### EXERCISE INSTRUCTIONS
Wherever the string "beta" shows up in the data below, copy the whole line.

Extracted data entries
┄┄┄┄┄┄

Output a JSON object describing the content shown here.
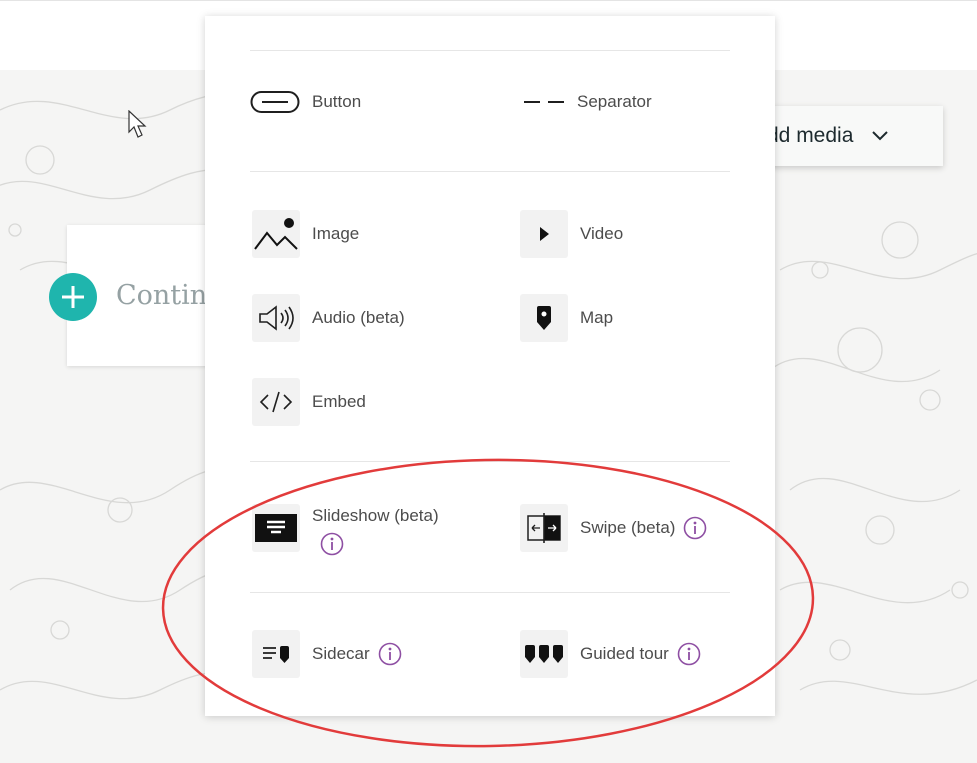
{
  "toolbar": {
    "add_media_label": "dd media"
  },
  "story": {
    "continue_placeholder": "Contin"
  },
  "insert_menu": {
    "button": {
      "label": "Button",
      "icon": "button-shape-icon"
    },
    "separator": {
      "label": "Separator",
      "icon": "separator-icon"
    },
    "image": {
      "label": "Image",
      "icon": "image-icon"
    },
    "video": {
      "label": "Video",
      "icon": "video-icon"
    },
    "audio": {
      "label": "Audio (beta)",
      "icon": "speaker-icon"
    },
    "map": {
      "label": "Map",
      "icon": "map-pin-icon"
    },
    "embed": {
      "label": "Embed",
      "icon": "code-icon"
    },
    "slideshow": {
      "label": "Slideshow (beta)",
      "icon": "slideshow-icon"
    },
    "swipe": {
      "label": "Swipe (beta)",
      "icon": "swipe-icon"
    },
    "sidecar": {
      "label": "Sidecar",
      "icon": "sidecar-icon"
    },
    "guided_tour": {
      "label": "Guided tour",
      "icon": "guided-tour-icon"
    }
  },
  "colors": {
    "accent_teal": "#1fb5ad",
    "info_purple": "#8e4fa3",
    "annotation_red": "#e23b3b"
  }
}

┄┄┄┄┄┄

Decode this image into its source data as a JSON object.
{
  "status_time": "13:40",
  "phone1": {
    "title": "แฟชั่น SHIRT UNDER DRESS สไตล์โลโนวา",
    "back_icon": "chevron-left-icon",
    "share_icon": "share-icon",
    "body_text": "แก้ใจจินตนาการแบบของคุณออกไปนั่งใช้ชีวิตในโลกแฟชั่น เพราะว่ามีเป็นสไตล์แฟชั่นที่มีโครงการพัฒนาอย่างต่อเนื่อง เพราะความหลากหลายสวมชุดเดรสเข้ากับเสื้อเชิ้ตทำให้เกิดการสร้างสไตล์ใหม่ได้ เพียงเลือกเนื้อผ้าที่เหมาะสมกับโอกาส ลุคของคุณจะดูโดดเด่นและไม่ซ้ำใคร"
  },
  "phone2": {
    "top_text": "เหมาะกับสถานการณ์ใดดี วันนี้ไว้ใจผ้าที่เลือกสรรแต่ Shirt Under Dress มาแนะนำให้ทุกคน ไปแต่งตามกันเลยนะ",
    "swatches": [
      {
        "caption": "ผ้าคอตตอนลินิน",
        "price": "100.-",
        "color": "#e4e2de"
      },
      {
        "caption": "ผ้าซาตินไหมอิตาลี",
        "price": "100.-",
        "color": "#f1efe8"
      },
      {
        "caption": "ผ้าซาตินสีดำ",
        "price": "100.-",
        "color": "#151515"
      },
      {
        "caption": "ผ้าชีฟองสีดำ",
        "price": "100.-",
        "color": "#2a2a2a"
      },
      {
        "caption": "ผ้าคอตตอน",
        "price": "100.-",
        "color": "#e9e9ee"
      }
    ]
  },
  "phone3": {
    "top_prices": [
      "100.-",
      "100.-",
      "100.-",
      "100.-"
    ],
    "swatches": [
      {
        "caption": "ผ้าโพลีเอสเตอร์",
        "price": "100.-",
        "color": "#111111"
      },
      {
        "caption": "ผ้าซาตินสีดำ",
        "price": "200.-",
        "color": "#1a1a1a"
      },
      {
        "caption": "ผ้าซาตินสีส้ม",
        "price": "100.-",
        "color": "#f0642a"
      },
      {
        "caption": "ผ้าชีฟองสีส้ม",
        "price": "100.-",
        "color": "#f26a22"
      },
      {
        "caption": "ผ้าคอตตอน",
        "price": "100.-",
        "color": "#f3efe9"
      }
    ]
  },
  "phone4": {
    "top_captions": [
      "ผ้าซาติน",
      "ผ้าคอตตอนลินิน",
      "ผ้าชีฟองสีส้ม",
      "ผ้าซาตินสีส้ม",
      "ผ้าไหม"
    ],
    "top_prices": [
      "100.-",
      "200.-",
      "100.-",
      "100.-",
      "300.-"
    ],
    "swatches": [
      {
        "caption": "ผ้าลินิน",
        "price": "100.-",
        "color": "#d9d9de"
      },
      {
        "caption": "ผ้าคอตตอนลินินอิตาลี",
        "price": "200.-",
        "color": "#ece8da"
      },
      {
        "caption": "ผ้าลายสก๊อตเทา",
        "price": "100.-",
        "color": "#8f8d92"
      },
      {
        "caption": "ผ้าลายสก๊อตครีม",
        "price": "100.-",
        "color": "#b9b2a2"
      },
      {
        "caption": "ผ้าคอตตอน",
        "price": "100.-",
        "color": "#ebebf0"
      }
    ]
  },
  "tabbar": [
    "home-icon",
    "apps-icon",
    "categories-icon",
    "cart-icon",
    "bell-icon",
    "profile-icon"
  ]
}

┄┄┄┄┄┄

### YOUR RESPONSE
      "label": "Audio (beta)",
      "label": "Slideshow (beta)",
      "label": "Swipe (beta)",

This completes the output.